California Foreclosure Process Timeline
In California, home loans are usually secured by a legal document called a “deed of trust” that permits the lender to reclaim the property if the borrower defaults on the loan. This means that when homeowners fall behind on their mortgage payments, lenders can take possession of their property and sell them through a process known as foreclosure.
If you’ve fallen into financial hardship and cannot afford your monthly mortgage payment, the best way to keep a roof over your head is often to file for bankruptcy. Filing for Chapter 7 or Chapter 13 bankruptcy will allow you to keep your home while getting a fresh financial start. However, while the timeline for foreclosing on a house can vary, it’s essential that you act quickly to protect your rights.
How Long Does It Take To Foreclose on a Property in California?
Under California laws, lenders can pursue a foreclosure case through the courts, but they almost always use non-judicial foreclosure instead. The non-judicial process can be completed in approximately 120 days (4 months). However, the timeline can sometimes be 200 days or more. There are several steps in the process that must be completed, each involving a waiting period before a lender can take action.
What Is the Whole Foreclosure Process?
The California foreclosure timeline officially begins when the bank records a Notice of Default in the county where the property is located. The lender must also send the borrower a copy of the notice by certified mail within 10 business days. After the Notice of Default is filed, the homeowner has 90 days to cure the default, which usually means paying everything that is owed.
If the borrower does not pay within the 90-day timeline, the bank can record a Notice of Sale announcing that the property will be sold at auction. The notice must also be sent to the homeowner by certified mail, be published in a local newspaper for 3 consecutive weeks before the sale date, and be posted at the property and a public place like the local courthouse.
At least 21 days after the Notice of Sale is recorded, the lender can sell the home at auction to the highest bidder.

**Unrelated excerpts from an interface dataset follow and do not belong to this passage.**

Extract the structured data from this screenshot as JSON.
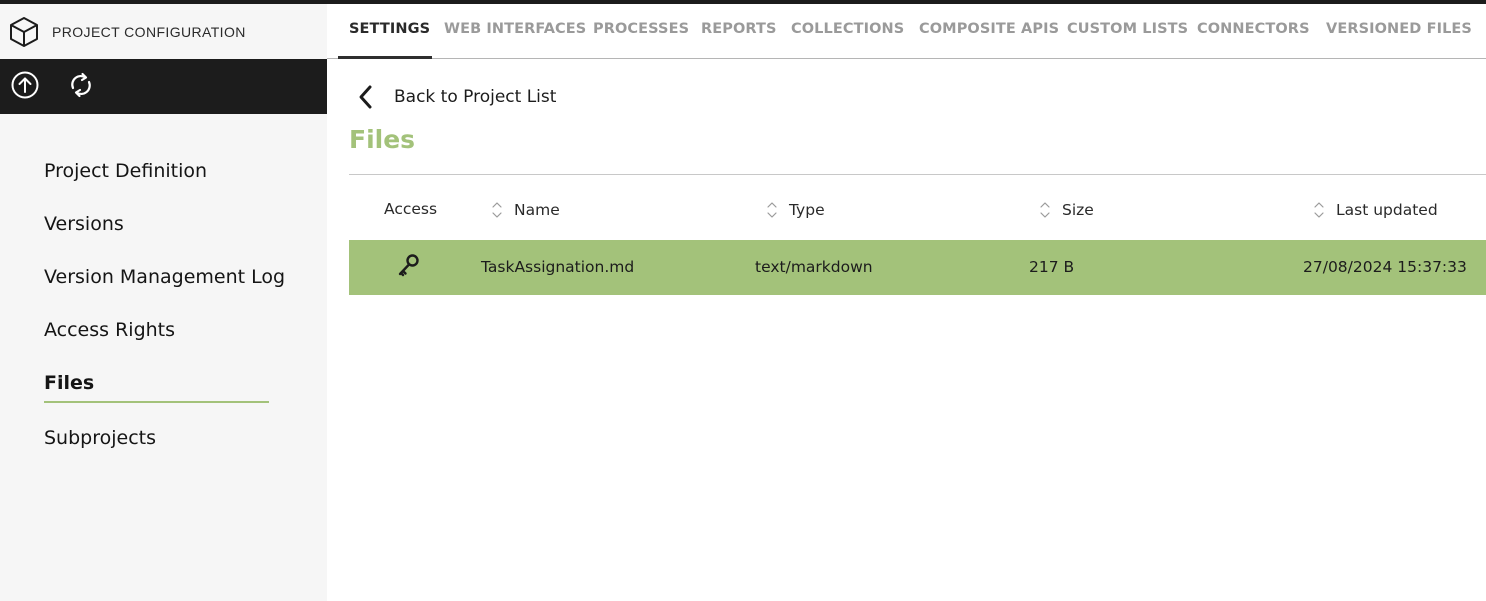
{
  "sidebar": {
    "header": {
      "icon": "cube-icon",
      "title": "PROJECT CONFIGURATION"
    },
    "toolbar": [
      {
        "icon": "upload-circle-icon",
        "label": "Upload"
      },
      {
        "icon": "sync-icon",
        "label": "Refresh"
      }
    ],
    "nav": [
      {
        "label": "Project Definition",
        "active": false
      },
      {
        "label": "Versions",
        "active": false
      },
      {
        "label": "Version Management Log",
        "active": false
      },
      {
        "label": "Access Rights",
        "active": false
      },
      {
        "label": "Files",
        "active": true
      },
      {
        "label": "Subprojects",
        "active": false
      }
    ]
  },
  "tabs": [
    {
      "label": "SETTINGS",
      "active": true
    },
    {
      "label": "WEB INTERFACES",
      "active": false
    },
    {
      "label": "PROCESSES",
      "active": false
    },
    {
      "label": "REPORTS",
      "active": false
    },
    {
      "label": "COLLECTIONS",
      "active": false
    },
    {
      "label": "COMPOSITE APIS",
      "active": false
    },
    {
      "label": "CUSTOM LISTS",
      "active": false
    },
    {
      "label": "CONNECTORS",
      "active": false
    },
    {
      "label": "VERSIONED FILES",
      "active": false
    }
  ],
  "back_link": {
    "icon": "chevron-left-icon",
    "label": "Back to Project List"
  },
  "page_title": "Files",
  "table": {
    "columns": [
      {
        "label": "Access",
        "sortable": false
      },
      {
        "label": "Name",
        "sortable": true
      },
      {
        "label": "Type",
        "sortable": true
      },
      {
        "label": "Size",
        "sortable": true
      },
      {
        "label": "Last updated",
        "sortable": true
      }
    ],
    "rows": [
      {
        "access_icon": "key-icon",
        "name": "TaskAssignation.md",
        "type": "text/markdown",
        "size": "217 B",
        "last_updated": "27/08/2024 15:37:33",
        "selected": true
      }
    ]
  },
  "colors": {
    "accent": "#a3c27a",
    "dark": "#1c1c1c",
    "sidebar_bg": "#f6f6f6",
    "tab_inactive": "#9a9a9a"
  }
}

The winning bidder is then considered the owner of the house. If the sale price is less than the amount owed on the mortgage, the bank can pursue a “deficiency judgment” against the borrower to hold them responsible for the remaining balance.
How Does Pre-Foreclosure Work in California?
Before the formal foreclosure timeline begins, they must take specific steps in what is known as the “pre-foreclosure” stage of the timeline. California law requires lenders to contact anyone on the mortgage loan to conduct a foreclosure avoidance assessment and explore alternatives to foreclosing on the home. The bank cannot initiate the official process until at least 30 days after this assessment.
What Can You Do?
If the bank is in the process of foreclosing on your home, California law allows you to reinstate the loan by curing the default up until 5 days before the sale. You can also "redeem" the property by paying off the entire loan before the sale. However, if you can’t afford to stay current on your mortgage, you probably can’t stop the foreclosure timeline this way.
However, you can stop the sale by filing for bankruptcy. Once you submit your bankruptcy petition, you’ll receive an automatic stay that will stop the process in its tracks. As long as the automatic stay remains in place, the lender won’t be able to sell your home.